Why Brad Pitt and Angelina Jolie Can’t Stop Fighting?

Why Brad Pitt and Angelina Jolie Can’t Stop Fighting?


A full 730 days. Twenty-four months.Two years.
That’s how much time has elapsed since Angelina Jolie hastily filed to end her brief marriage to longtime love Brad Pitt. Two years have passed that day back in 2016. They were talking about how eager they were to resolve their divorce, how anxious they were to reach a settlement. Two years later—just one month less than the length of their actual marriage and there’s little more to show for their efforts and court appearances than a handful of temporary agreements and the affirmation that they remain miles apart when it comes to parenting.
The thrust of their disagreement is straightforward: Each would prefer more time with Maddox, 17, Pax, 14, Zahara, 13, Shiloh, 12, and 10-year-old twins Knox and Vivienne. While Pitt has been steadily gaining visitation with their brood since this summer, when a judge ruled it was “harmful” for the kids not to have a relationship with their father, he’d prefer an agreement that afforded him more than four-hour chunks here and there. Jolie, meanwhile, a source tells ET, “feels the best scenario for the kids is for her to have sole custody.”So that leaves their lawyers (Jolie recently swapped high-powered divorce attorney Laura Wasser for San Francisco-based Samantha Bley DeJea) the gargantuan task of meeting up in resolution centers to iron out a custody plan that will at least semi-satisfy both sides. And, as of late, reports an insider, neither half is feeling appeased: “They do not agree at all, and it’s very time consuming.”For now, they’ll rely on the court-ordered arrangement they reached this summer that sets out the hours they each have with the children. And while that doesn’t seem like much to speak of for two years of work, when you consider where they started—with nasty accusations, rumors of abuse and a full-blown FBI investigation—well, it’s kind of a start.

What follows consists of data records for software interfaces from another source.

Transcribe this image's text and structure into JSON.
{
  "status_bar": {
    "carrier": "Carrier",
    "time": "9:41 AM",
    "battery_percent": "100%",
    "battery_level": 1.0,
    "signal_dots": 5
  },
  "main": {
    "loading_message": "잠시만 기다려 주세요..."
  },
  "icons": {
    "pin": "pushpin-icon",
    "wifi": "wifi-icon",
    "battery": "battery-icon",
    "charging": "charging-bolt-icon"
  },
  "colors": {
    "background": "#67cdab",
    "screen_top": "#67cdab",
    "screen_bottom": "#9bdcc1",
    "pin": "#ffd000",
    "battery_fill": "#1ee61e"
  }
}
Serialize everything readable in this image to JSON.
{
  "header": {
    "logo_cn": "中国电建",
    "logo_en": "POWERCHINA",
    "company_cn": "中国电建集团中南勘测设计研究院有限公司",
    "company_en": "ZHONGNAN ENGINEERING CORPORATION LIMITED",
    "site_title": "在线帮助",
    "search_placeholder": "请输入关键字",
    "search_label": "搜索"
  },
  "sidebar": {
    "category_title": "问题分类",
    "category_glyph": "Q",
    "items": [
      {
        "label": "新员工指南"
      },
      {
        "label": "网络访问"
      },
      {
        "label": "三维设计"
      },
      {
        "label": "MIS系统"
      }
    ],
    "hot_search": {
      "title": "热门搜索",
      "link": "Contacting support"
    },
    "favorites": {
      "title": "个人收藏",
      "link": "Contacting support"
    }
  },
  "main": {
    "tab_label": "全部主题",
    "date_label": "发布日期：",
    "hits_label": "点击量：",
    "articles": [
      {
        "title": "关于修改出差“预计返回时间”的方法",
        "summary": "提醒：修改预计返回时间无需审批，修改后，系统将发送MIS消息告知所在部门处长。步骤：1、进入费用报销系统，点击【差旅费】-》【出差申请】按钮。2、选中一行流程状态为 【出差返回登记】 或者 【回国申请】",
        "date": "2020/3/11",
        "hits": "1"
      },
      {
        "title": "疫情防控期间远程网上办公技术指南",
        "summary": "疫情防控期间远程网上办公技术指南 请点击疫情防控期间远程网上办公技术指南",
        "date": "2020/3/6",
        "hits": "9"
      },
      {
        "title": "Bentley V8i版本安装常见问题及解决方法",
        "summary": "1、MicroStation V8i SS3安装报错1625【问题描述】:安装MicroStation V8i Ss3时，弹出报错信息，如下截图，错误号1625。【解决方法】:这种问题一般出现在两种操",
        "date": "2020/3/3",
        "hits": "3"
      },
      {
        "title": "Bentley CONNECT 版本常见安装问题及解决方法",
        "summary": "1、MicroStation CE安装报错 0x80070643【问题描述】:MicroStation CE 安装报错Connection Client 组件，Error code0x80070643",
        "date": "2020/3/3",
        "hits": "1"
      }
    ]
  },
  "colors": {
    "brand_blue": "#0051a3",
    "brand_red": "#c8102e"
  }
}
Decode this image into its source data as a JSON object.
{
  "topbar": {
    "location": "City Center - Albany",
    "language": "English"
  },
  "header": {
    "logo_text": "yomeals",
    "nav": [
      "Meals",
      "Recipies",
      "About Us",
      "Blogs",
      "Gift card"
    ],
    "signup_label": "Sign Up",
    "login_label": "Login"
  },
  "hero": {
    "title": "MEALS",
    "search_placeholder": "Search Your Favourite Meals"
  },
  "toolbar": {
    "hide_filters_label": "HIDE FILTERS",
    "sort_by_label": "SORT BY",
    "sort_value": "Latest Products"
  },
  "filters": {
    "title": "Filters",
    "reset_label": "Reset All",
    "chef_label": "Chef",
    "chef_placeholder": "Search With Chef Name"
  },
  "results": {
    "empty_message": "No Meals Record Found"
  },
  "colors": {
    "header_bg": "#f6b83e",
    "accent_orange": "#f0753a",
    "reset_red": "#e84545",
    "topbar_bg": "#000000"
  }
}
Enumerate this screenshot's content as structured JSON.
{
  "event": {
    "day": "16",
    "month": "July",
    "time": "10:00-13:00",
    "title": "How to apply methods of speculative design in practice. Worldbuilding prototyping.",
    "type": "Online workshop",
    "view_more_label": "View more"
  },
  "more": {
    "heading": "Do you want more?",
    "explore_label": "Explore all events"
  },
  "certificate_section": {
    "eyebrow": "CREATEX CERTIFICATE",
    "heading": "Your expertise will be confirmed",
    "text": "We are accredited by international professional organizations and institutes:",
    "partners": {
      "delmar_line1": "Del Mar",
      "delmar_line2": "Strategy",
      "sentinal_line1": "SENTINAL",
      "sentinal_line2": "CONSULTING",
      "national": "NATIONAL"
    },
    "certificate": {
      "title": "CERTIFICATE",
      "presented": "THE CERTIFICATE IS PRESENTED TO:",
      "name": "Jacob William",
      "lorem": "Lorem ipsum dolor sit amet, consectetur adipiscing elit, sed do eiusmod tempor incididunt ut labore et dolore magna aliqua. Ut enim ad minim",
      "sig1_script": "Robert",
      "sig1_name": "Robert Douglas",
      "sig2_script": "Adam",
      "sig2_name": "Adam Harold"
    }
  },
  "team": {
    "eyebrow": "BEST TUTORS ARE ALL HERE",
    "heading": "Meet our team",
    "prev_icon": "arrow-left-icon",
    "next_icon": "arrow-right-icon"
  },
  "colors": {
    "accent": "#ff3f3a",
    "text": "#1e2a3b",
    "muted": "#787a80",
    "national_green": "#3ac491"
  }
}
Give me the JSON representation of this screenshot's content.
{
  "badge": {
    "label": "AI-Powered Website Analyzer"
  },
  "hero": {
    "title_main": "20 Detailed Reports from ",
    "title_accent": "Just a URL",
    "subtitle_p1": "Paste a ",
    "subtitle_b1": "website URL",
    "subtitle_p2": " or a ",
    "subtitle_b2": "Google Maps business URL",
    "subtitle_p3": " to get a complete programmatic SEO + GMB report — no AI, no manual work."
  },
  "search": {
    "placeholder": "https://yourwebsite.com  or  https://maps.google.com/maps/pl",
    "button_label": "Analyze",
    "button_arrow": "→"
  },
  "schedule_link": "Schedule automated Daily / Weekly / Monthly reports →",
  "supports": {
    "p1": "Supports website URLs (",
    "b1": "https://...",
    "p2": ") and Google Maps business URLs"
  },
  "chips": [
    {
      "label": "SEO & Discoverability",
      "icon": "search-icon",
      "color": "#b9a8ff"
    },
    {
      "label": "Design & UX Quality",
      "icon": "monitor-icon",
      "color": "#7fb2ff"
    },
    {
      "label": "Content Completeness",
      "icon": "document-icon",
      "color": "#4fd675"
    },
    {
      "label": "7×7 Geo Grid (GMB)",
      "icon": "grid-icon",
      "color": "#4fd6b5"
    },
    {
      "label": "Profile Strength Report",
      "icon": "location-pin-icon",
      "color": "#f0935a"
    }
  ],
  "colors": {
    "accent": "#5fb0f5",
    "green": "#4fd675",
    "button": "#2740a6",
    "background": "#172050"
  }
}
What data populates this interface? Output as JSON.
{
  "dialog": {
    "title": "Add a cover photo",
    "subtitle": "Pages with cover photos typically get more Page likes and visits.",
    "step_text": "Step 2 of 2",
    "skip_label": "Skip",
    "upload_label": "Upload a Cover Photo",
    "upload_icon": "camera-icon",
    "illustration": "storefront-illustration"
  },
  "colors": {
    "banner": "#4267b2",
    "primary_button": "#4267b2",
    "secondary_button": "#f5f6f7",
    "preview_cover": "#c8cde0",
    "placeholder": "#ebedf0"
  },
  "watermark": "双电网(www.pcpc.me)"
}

Angelina Jolie and Brad Pitt

Angelina Jolie with kids

Over the few  months following Jolie’s filing were, in a word, awful for Pitt as he waited for both the FBI and the Los Angeles County Department of Children and Family Services to clear him of wrong doing during the Great Plane Incident of 2016 that allegedly involved an argument between him and Maddox.
Soon ,the former spouses were announcing the terms of a temporary agreement that left the kids in Jolie’s care while granting Pitt “therapeutic visitations.” And despite a shot across the bow from Jolie in early 2017, when her lawyer insinuated Pitt wanted to keep divorce proceedings closed because he’s “terrified the public will learn the truth,” they seemed to be well on their way to friendly exes status. Every now and then, a week, a nanny would ferry the kids the mile or so from Jolie’s newly purchased $25 million Beaux Arts style estate (bought with an $8 million loan from her ex) to the former family home Pitt still lived in. And though a source said Pitt would prefer to spend more time with them, it was something.

Last summer saw the couple trading origin stories in the press with Jolie remaining fairly evasive in her chat with Vanity Fair, saying simply “things got bad,” and Pitt choosing to go full mea culpa.
He’d been boozing too much, he admitted in GQ Style, he could, as he said, “drink a Russian under the table with his own vodka. I was a professional. I was good.”
He explained the kids are so delicate and they need to be listened to, but he couldn’t manage to be the best father because of his preoccupation with work.
All of which might account for Jolie’s decision to initially request sole custody.
But they’d turned a corner, Pitt shared, thanks in part to his adherence to cranberry juice and fizzy water, a devotion to therapy and a willingness to fly wherever need be to visit with the kids. And now he and the woman he’d once turned his life inside out for were ready to figure this whole thing out together, or, at the very least, through their team of exceptionally well-trained attorneys.
“We’ve been able to work together to sort this out. We’re both doing our best,” he noted to the mag. “I heard one lawyer say, ‘No one wins in court—it’s just a matter of who gets hurt worse.’ And it seems to be true, you spend a year just focused on building a case to prove your point and why you’re right and why they’re wrong, and it’s just an investment in vitriolic hatred. I just refuse. And fortunately my partner in this agrees. It’s just very, very jarring for the kids, to suddenly have their family ripped apart.”